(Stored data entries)
BEGIN

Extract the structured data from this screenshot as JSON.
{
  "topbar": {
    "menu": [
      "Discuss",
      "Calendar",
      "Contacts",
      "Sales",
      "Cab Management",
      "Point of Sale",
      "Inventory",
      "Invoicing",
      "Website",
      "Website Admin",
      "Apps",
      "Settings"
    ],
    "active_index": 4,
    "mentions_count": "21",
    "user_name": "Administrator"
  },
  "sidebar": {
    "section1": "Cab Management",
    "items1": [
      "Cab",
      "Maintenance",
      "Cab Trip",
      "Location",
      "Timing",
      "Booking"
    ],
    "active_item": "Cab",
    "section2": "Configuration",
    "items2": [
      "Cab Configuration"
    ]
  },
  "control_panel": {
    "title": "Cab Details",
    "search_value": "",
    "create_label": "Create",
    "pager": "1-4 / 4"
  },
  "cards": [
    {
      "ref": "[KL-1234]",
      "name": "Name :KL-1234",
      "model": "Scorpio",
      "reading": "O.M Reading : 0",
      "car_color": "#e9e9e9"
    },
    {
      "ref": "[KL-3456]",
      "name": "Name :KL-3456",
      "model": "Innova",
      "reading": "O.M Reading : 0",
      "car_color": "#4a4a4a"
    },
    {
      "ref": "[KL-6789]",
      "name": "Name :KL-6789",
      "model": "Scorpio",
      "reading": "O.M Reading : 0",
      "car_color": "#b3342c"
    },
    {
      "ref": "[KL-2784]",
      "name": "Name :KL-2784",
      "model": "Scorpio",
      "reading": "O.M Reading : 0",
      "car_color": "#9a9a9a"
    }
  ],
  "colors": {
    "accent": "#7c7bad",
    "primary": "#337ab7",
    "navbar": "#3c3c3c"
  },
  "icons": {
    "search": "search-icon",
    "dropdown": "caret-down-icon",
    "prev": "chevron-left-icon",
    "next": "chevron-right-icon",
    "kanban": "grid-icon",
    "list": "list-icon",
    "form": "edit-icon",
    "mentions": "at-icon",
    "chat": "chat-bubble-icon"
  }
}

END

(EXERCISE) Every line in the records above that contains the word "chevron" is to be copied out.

(THE COMPLETED TASK)
    "prev": "chevron-left-icon",
    "next": "chevron-right-icon",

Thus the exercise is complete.